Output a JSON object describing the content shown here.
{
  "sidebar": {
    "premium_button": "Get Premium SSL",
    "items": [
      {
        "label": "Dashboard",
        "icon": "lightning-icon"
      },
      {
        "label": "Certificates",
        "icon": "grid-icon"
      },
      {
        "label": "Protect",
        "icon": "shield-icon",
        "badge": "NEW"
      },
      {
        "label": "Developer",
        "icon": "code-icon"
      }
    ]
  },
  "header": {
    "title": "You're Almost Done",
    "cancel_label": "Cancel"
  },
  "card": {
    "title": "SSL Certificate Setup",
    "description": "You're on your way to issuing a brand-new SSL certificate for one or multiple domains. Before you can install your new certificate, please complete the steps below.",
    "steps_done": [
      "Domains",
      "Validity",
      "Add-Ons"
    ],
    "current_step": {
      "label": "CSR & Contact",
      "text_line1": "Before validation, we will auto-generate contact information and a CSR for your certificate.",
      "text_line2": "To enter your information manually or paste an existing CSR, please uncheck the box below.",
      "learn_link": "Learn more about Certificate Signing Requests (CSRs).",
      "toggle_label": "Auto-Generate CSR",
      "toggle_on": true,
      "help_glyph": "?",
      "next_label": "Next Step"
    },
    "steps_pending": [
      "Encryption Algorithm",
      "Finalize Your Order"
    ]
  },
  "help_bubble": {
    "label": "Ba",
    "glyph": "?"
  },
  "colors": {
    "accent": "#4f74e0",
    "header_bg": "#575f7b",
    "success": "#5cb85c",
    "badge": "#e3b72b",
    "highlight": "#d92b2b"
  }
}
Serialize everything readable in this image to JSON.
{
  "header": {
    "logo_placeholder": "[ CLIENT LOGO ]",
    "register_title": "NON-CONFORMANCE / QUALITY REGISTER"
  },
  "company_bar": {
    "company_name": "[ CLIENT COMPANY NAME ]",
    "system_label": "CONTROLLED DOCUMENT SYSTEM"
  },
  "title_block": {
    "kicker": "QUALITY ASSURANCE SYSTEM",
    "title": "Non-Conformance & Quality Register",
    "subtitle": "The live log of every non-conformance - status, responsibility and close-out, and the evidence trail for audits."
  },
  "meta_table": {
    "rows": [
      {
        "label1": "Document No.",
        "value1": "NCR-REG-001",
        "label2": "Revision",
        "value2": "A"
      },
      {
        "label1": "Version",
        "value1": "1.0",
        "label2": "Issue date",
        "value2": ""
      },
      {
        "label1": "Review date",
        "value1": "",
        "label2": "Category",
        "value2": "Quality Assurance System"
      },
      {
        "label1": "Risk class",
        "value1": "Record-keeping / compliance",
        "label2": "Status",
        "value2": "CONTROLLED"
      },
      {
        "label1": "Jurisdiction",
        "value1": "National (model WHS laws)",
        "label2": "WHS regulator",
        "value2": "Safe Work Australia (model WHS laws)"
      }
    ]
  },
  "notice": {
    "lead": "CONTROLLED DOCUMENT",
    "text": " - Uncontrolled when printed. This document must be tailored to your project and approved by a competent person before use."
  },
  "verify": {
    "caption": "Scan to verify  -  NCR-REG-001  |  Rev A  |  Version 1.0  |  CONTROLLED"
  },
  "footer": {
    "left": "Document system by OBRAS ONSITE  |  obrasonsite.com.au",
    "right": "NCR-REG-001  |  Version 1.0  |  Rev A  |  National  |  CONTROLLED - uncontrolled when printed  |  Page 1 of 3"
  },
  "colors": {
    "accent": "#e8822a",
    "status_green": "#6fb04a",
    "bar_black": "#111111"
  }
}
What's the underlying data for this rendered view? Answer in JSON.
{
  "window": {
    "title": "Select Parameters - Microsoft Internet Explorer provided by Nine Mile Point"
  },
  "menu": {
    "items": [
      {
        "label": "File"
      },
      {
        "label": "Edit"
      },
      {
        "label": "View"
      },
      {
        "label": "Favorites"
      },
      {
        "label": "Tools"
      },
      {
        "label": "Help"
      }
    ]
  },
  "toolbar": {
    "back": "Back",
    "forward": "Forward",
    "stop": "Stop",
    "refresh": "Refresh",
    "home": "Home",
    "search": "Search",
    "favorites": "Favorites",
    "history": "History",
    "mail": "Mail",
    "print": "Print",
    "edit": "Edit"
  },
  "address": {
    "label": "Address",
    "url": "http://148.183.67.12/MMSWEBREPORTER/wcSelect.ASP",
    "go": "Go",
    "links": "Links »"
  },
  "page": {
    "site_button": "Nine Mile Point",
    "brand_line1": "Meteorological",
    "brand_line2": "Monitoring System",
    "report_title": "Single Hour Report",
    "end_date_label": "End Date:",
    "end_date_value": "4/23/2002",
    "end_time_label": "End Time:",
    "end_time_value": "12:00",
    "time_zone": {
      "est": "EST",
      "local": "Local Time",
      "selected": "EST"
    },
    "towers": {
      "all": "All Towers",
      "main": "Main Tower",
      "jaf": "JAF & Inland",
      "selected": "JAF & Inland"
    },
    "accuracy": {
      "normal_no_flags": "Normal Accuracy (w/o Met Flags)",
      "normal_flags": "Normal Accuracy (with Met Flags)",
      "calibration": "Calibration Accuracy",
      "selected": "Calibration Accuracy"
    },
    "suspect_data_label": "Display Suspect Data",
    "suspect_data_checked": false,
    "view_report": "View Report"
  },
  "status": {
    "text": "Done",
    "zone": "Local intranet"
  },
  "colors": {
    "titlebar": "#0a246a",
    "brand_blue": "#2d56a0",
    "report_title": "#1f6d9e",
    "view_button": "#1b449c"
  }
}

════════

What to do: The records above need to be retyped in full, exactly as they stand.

Task result:
Output a JSON object describing the content shown here.
{
  "sidebar": {
    "premium_button": "Get Premium SSL",
    "items": [
      {
        "label": "Dashboard",
        "icon": "lightning-icon"
      },
      {
        "label": "Certificates",
        "icon": "grid-icon"
      },
      {
        "label": "Protect",
        "icon": "shield-icon",
        "badge": "NEW"
      },
      {
        "label": "Developer",
        "icon": "code-icon"
      }
    ]
  },
  "header": {
    "title": "You're Almost Done",
    "cancel_label": "Cancel"
  },
  "card": {
    "title": "SSL Certificate Setup",
    "description": "You're on your way to issuing a brand-new SSL certificate for one or multiple domains. Before you can install your new certificate, please complete the steps below.",
    "steps_done": [
      "Domains",
      "Validity",
      "Add-Ons"
    ],
    "current_step": {
      "label": "CSR & Contact",
      "text_line1": "Before validation, we will auto-generate contact information and a CSR for your certificate.",
      "text_line2": "To enter your information manually or paste an existing CSR, please uncheck the box below.",
      "learn_link": "Learn more about Certificate Signing Requests (CSRs).",
      "toggle_label": "Auto-Generate CSR",
      "toggle_on": true,
      "help_glyph": "?",
      "next_label": "Next Step"
    },
    "steps_pending": [
      "Encryption Algorithm",
      "Finalize Your Order"
    ]
  },
  "help_bubble": {
    "label": "Ba",
    "glyph": "?"
  },
  "colors": {
    "accent": "#4f74e0",
    "header_bg": "#575f7b",
    "success": "#5cb85c",
    "badge": "#e3b72b",
    "highlight": "#d92b2b"
  }
}
Serialize everything readable in this image to JSON.
{
  "header": {
    "logo_placeholder": "[ CLIENT LOGO ]",
    "register_title": "NON-CONFORMANCE / QUALITY REGISTER"
  },
  "company_bar": {
    "company_name": "[ CLIENT COMPANY NAME ]",
    "system_label": "CONTROLLED DOCUMENT SYSTEM"
  },
  "title_block": {
    "kicker": "QUALITY ASSURANCE SYSTEM",
    "title": "Non-Conformance & Quality Register",
    "subtitle": "The live log of every non-conformance - status, responsibility and close-out, and the evidence trail for audits."
  },
  "meta_table": {
    "rows": [
      {
        "label1": "Document No.",
        "value1": "NCR-REG-001",
        "label2": "Revision",
        "value2": "A"
      },
      {
        "label1": "Version",
        "value1": "1.0",
        "label2": "Issue date",
        "value2": ""
      },
      {
        "label1": "Review date",
        "value1": "",
        "label2": "Category",
        "value2": "Quality Assurance System"
      },
      {
        "label1": "Risk class",
        "value1": "Record-keeping / compliance",
        "label2": "Status",
        "value2": "CONTROLLED"
      },
      {
        "label1": "Jurisdiction",
        "value1": "National (model WHS laws)",
        "label2": "WHS regulator",
        "value2": "Safe Work Australia (model WHS laws)"
      }
    ]
  },
  "notice": {
    "lead": "CONTROLLED DOCUMENT",
    "text": " - Uncontrolled when printed. This document must be tailored to your project and approved by a competent person before use."
  },
  "verify": {
    "caption": "Scan to verify  -  NCR-REG-001  |  Rev A  |  Version 1.0  |  CONTROLLED"
  },
  "footer": {
    "left": "Document system by OBRAS ONSITE  |  obrasonsite.com.au",
    "right": "NCR-REG-001  |  Version 1.0  |  Rev A  |  National  |  CONTROLLED - uncontrolled when printed  |  Page 1 of 3"
  },
  "colors": {
    "accent": "#e8822a",
    "status_green": "#6fb04a",
    "bar_black": "#111111"
  }
}
What's the underlying data for this rendered view? Answer in JSON.
{
  "window": {
    "title": "Select Parameters - Microsoft Internet Explorer provided by Nine Mile Point"
  },
  "menu": {
    "items": [
      {
        "label": "File"
      },
      {
        "label": "Edit"
      },
      {
        "label": "View"
      },
      {
        "label": "Favorites"
      },
      {
        "label": "Tools"
      },
      {
        "label": "Help"
      }
    ]
  },
  "toolbar": {
    "back": "Back",
    "forward": "Forward",
    "stop": "Stop",
    "refresh": "Refresh",
    "home": "Home",
    "search": "Search",
    "favorites": "Favorites",
    "history": "History",
    "mail": "Mail",
    "print": "Print",
    "edit": "Edit"
  },
  "address": {
    "label": "Address",
    "url": "http://148.183.67.12/MMSWEBREPORTER/wcSelect.ASP",
    "go": "Go",
    "links": "Links »"
  },
  "page": {
    "site_button": "Nine Mile Point",
    "brand_line1": "Meteorological",
    "brand_line2": "Monitoring System",
    "report_title": "Single Hour Report",
    "end_date_label": "End Date:",
    "end_date_value": "4/23/2002",
    "end_time_label": "End Time:",
    "end_time_value": "12:00",
    "time_zone": {
      "est": "EST",
      "local": "Local Time",
      "selected": "EST"
    },
    "towers": {
      "all": "All Towers",
      "main": "Main Tower",
      "jaf": "JAF & Inland",
      "selected": "JAF & Inland"
    },
    "accuracy": {
      "normal_no_flags": "Normal Accuracy (w/o Met Flags)",
      "normal_flags": "Normal Accuracy (with Met Flags)",
      "calibration": "Calibration Accuracy",
      "selected": "Calibration Accuracy"
    },
    "suspect_data_label": "Display Suspect Data",
    "suspect_data_checked": false,
    "view_report": "View Report"
  },
  "status": {
    "text": "Done",
    "zone": "Local intranet"
  },
  "colors": {
    "titlebar": "#0a246a",
    "brand_blue": "#2d56a0",
    "report_title": "#1f6d9e",
    "view_button": "#1b449c"
  }
}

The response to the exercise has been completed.